The Temple (novel)

The Temple is a semi-autobiographical novel written by Stephen Spender, sometimes labelled a bildungsroman because of its explorations of youth and first love. It was written after Spender spent his summer vacation in Germany in 1929 and recounts his experiences there. It was not completed until the early 1930s (after Spender had failed his finals at Oxford University in 1930 and moved to Hamburg). Because of its frank depictions of homosexuality, it was not published in the UK until 1988.

First edition (publ. Faber & Faber)

PlotEdit

The Temple begins in Oxford, where Paul Schoner meets Simon Wilmot and William Bradshaw, caricatures of the young W.H. Auden and Christopher Isherwood respectively. They encourage him to visit Germany, hinting that Paul might prefer Germany to Britain because of Germany's liberal attitudes towards sex and the body. During this section, Paul is introduced to Ernst Stockmann, a fan of his poetry who later invites him to visit his family home in Hamburg.

Paul visits Ernst Stockmann, meeting his wealthy mother and friends, Joachim Lenz and Willy Lassel. During his time at the Stockmann household, Paul experiences the liberality of German youth culture first-hand, attending a party at which he drinks too much and meets Irmi. his later love affair. Paul, Ernst, Joachim and Willy also visit Hamburg's notorious quarter Sankt Pauli. In Sankt Pauli, at a bar named The Three Stars, Paul meets some young male prostitutes who claim to be destitute. It is on this evening, while he is drunk, that Paul agrees to go on holiday to the Baltic with Ernst despite being uncomfortable in Ernst's company.

When Paul and Ernst arrive at the hotel by the Baltic where they will be staying, Paul is distressed to find that Ernst has booked them into a shared room. Paul feels suffocated by Ernst's clear affection for him and tries to deter Ernst by telling him that he is not interested. Afterward, Paul ponders Stephen Wilmot's quasi-Freudian premise that it is kindest to offer love in return to those who love you, especially if you do not find them attractive. As a result, when Ernst comes on to Paul in the hotel room, Paul accepts his attention and they have an uncomfortable sexual encounter. In the morning, Paul is keen to escape the hotel room, and runs down to a beach, where he meets Irmi again. They have a more satisfying sexual experience on the beach.

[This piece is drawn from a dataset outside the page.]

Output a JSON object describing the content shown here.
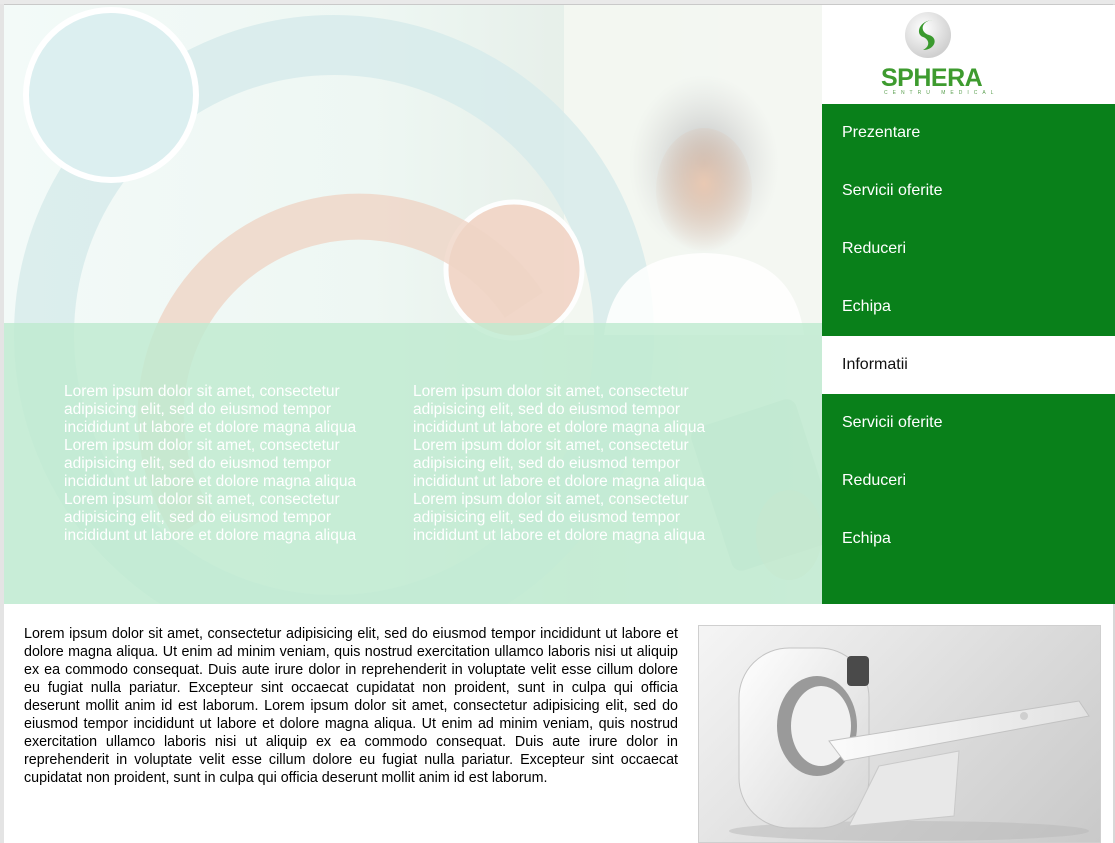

In the next chapter, Paul goes on a trip with Joachim Lenz to the Rhine. On this trip, Joachim makes it clear that he intends to fall in love, but there is little indication that he and Paul could be lovers. Nevertheless, Paul is distressed when Joachim books him an adjacent hotel room so that he can stay with a young man named Heinrich who he had met on the beach.

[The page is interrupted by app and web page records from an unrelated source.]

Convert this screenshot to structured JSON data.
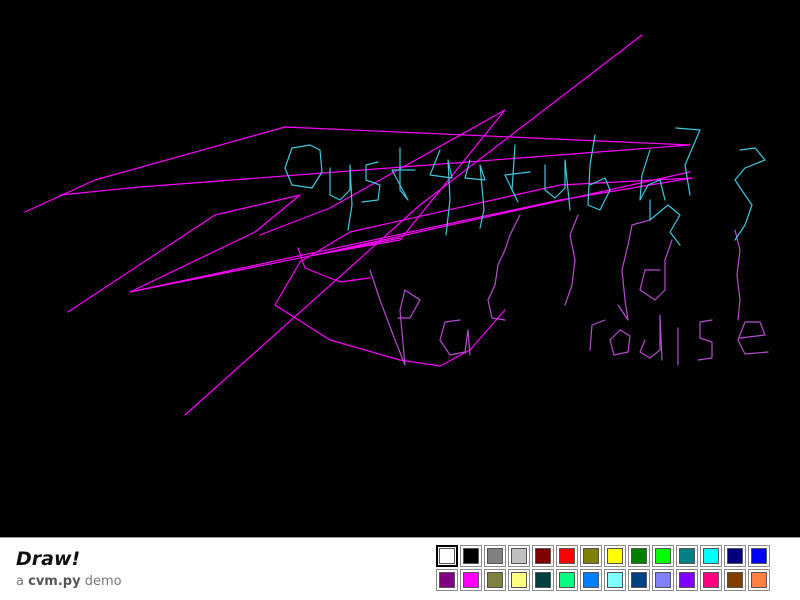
{
  "app": {
    "title": "Draw!",
    "subtitle_prefix": "a ",
    "subtitle_name": "cvm.py",
    "subtitle_suffix": " demo"
  },
  "canvas": {
    "background": "#000000"
  },
  "palette": {
    "selected_index": 0,
    "colors": [
      "#ffffff",
      "#000000",
      "#808080",
      "#c0c0c0",
      "#800000",
      "#ff0000",
      "#808000",
      "#ffff00",
      "#008000",
      "#00ff00",
      "#008080",
      "#00ffff",
      "#000080",
      "#0000ff",
      "#800080",
      "#ff00ff",
      "#808040",
      "#ffff80",
      "#004040",
      "#00ff80",
      "#0080ff",
      "#80ffff",
      "#004080",
      "#8080ff",
      "#8000ff",
      "#ff0080",
      "#804000",
      "#ff8040"
    ]
  },
  "strokes": {
    "magenta_color": "#ff00ff",
    "purple_color": "#b84dd0",
    "cyan_color": "#40c8e0"
  }
}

In Part Two, "Towards the Dark", Paul returns to Germany in the winter of 1932. Spender admits in his introduction to the 1988 edition that both parts had taken place in 1929 in reality, but that he moved this part forward to winter 1932 to increase the sense of foreboding (as Adolf Hitler came to power in Germany later that winter). In this section, Paul visits several of his friends again, most notably Willy Lassel, who is now engaged to a Nazi woman, and Joachim Lenz, whose relationship with Heinrich is struggling. Heinrich has made friends with Erich, a fascist man. Paul meets him and is disgusted and disturbed by his ideology. Soon after, Paul visits Joachim again and finds him with a cut on his face, staying in a trashed flat. Joachim tells Paul how one of Heinrich's Nazi friends had threatened him and destroyed his possessions after Joachim defiled a Nazi party uniform belonging to Heinrich. This discussion about their former acquaintances is the end of the novel.

Biographical backgroundEdit

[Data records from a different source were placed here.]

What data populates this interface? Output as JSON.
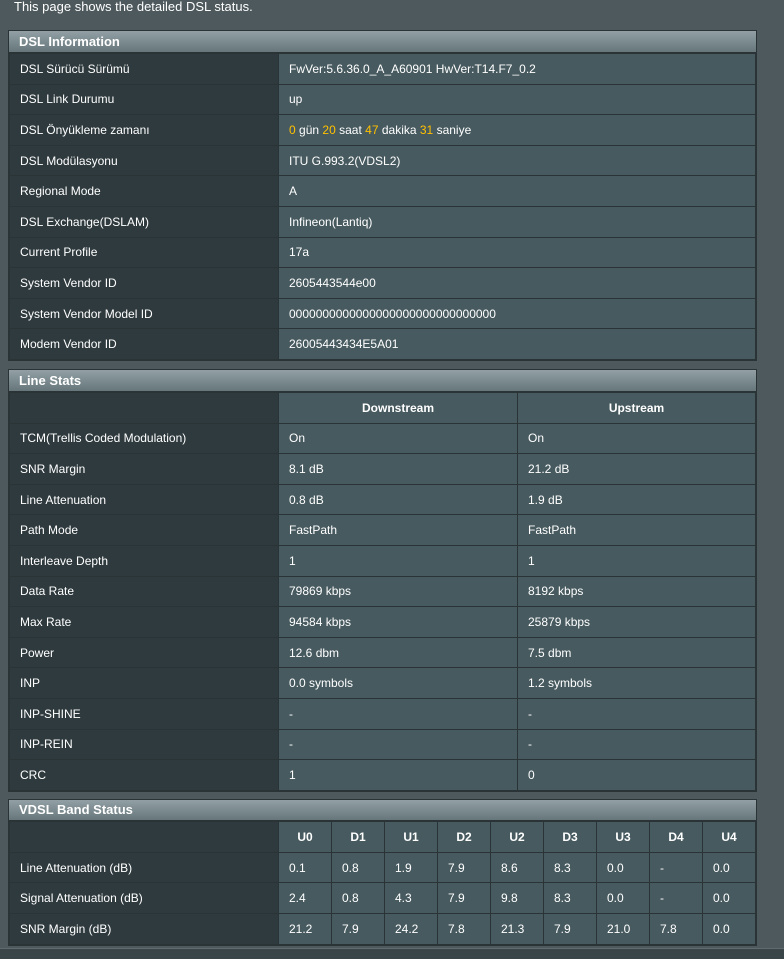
{
  "intro": "This page shows the detailed DSL status.",
  "dsl_info": {
    "title": "DSL Information",
    "rows": [
      {
        "label": "DSL Sürücü Sürümü",
        "value": "FwVer:5.6.36.0_A_A60901 HwVer:T14.F7_0.2"
      },
      {
        "label": "DSL Link Durumu",
        "value": "up"
      },
      {
        "label": "DSL Önyükleme zamanı",
        "value": ""
      },
      {
        "label": "DSL Modülasyonu",
        "value": "ITU G.993.2(VDSL2)"
      },
      {
        "label": "Regional Mode",
        "value": "A"
      },
      {
        "label": "DSL Exchange(DSLAM)",
        "value": "Infineon(Lantiq)"
      },
      {
        "label": "Current Profile",
        "value": "17a"
      },
      {
        "label": "System Vendor ID",
        "value": "2605443544e00"
      },
      {
        "label": "System Vendor Model ID",
        "value": "0000000000000000000000000000000"
      },
      {
        "label": "Modem Vendor ID",
        "value": "26005443434E5A01"
      }
    ],
    "uptime": {
      "days": "0",
      "days_unit": "gün",
      "hours": "20",
      "hours_unit": "saat",
      "minutes": "47",
      "minutes_unit": "dakika",
      "seconds": "31",
      "seconds_unit": "saniye"
    }
  },
  "line_stats": {
    "title": "Line Stats",
    "col_down": "Downstream",
    "col_up": "Upstream",
    "rows": [
      {
        "label": "TCM(Trellis Coded Modulation)",
        "down": "On",
        "up": "On"
      },
      {
        "label": "SNR Margin",
        "down": "8.1 dB",
        "up": "21.2 dB"
      },
      {
        "label": "Line Attenuation",
        "down": "0.8 dB",
        "up": "1.9 dB"
      },
      {
        "label": "Path Mode",
        "down": "FastPath",
        "up": "FastPath"
      },
      {
        "label": "Interleave Depth",
        "down": "1",
        "up": "1"
      },
      {
        "label": "Data Rate",
        "down": "79869 kbps",
        "up": "8192 kbps"
      },
      {
        "label": "Max Rate",
        "down": "94584 kbps",
        "up": "25879 kbps"
      },
      {
        "label": "Power",
        "down": "12.6 dbm",
        "up": "7.5 dbm"
      },
      {
        "label": "INP",
        "down": "0.0 symbols",
        "up": "1.2 symbols"
      },
      {
        "label": "INP-SHINE",
        "down": "-",
        "up": "-"
      },
      {
        "label": "INP-REIN",
        "down": "-",
        "up": "-"
      },
      {
        "label": "CRC",
        "down": "1",
        "up": "0"
      }
    ]
  },
  "vdsl_band": {
    "title": "VDSL Band Status",
    "bands": [
      "U0",
      "D1",
      "U1",
      "D2",
      "U2",
      "D3",
      "U3",
      "D4",
      "U4"
    ],
    "rows": [
      {
        "label": "Line Attenuation (dB)",
        "values": [
          "0.1",
          "0.8",
          "1.9",
          "7.9",
          "8.6",
          "8.3",
          "0.0",
          "-",
          "0.0"
        ]
      },
      {
        "label": "Signal Attenuation (dB)",
        "values": [
          "2.4",
          "0.8",
          "4.3",
          "7.9",
          "9.8",
          "8.3",
          "0.0",
          "-",
          "0.0"
        ]
      },
      {
        "label": "SNR Margin (dB)",
        "values": [
          "21.2",
          "7.9",
          "24.2",
          "7.8",
          "21.3",
          "7.9",
          "21.0",
          "7.8",
          "0.0"
        ]
      }
    ]
  },
  "colors": {
    "highlight": "#ffc000",
    "upstream_band": "#36aaff",
    "downstream_band": "#ff9a30"
  }
}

During the holiday in 1929 on which The Temple is based, Spender formed friendships with Herbert List (photographer) and Ernst Robert Curtius (German critic), the latter of which introduced him to and cultivated his passion for Rilke, Hölderlin, Schiller, and Goethe. Spender had a particularly significant relationship with German culture which he found heavily conflicted with his Jewish roots. His taste for German society sets him apart from some of his contemporaries; however, even after contemplating suicide if the Nazis were to invade England due to his abhorrence of their regime, he still maintained a love of Germany, returning to it after the war and writing a book about its ruins.[1]

ReferencesEdit

  1. ^ David Aberbach, Stephen Spender's Jewish Roots, TLS, February 25, 2009 Archived June 16, 2011, at the Wayback Machine